destination for tourists. Inbound tourists account for about 10 to 15
per cent of the total arrivals. “Tiger tourism is an intrinsic part of our inbound business – India being known as the land of the Taj
Mahal, tigers and temples and cultural tours too having a wildlife extension. We
estimate the drop (in bookings from inbound) to be a minimum of 40
per cent,” said Surinder Sodhi, Senior Vice President and Head, Leisure Travel - Inbound.
The wildlife tourism industry, now, has pinned hopes on domestic
tourists. Tour operators say that the temporary ban on wildlife tourism
did not have a significant impact on domestic tourism. This is because
domestic tourism has a very short lead time and is predominantly weekend
travel, especially in the case of travelling to national parks, the industry players say.
“The decision to travel is often impulsive. For instance, 60 per cent of
the domestic travellers going to the Corbett National Park from Delhi
decide to travel merely a week prior. This is vast contrast to inbound
travellers, who would have a minimum lead time of 75-90 days to plan their travel,” Sodhi added.
Tour operators, however, do not expect a dramatic surge in wildlife bookings. “We hope the wildlife enthusiasts who had
postponed their trip, will now reconsider,” said an online travel portal. Thomas Cook India is now keen on promoting some of the
lesser known parks such as Pench, Tadoba, Madumalai and Nagarhole, Manas, Sunderban and Kaziranga. Even as the tourism industry hopes

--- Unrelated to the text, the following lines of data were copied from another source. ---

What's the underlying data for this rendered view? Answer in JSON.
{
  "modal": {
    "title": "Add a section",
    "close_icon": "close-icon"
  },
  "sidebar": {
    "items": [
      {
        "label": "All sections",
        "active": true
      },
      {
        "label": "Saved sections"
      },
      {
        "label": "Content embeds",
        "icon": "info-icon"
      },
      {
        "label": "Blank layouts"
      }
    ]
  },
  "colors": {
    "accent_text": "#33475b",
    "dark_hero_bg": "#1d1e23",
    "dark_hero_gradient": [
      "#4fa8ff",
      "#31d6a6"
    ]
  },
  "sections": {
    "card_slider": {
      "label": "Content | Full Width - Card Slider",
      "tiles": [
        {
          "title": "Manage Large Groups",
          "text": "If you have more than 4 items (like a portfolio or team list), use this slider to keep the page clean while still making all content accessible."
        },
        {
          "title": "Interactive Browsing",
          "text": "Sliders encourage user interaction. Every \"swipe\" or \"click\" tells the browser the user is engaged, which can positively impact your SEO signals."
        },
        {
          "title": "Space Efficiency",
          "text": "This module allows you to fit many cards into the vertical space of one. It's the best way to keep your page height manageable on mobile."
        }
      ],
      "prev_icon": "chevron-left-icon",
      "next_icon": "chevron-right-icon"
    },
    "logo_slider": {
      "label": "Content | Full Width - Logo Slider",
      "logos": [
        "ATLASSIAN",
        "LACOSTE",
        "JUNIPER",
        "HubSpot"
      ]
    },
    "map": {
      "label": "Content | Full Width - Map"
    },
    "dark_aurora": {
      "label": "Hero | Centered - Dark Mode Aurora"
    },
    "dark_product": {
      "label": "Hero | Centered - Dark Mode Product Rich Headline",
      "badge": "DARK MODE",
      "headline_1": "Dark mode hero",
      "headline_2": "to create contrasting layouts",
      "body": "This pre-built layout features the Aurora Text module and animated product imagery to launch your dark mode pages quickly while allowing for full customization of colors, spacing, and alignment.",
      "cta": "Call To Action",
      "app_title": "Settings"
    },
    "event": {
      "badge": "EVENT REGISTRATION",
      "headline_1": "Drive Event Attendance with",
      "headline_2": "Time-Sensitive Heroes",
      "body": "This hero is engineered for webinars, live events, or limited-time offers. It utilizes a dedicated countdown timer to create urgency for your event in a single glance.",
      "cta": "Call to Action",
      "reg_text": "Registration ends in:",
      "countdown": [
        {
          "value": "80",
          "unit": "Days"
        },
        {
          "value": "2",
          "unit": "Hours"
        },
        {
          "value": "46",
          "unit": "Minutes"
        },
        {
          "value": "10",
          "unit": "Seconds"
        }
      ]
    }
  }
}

on domestic tourists mount, some wildlife conservationists feel that wildlife tourism in India may become more expensive in the coming
years as a result of the new directives by the Supreme Court banning the construction of new resorts near the forests. “This will lead
to a monopoly of existing resorts, especially in emerging forests such as Tadoba and Pench in Madhya Pradesh,” said Shivang Mehta of
Nature Wanderers, an organisation of wildlife photographers and nature lovers. However, Mehta feels that for the long-term goal of
conservation, this will be a small sacrifice. Source:www.thehindubusinessline.com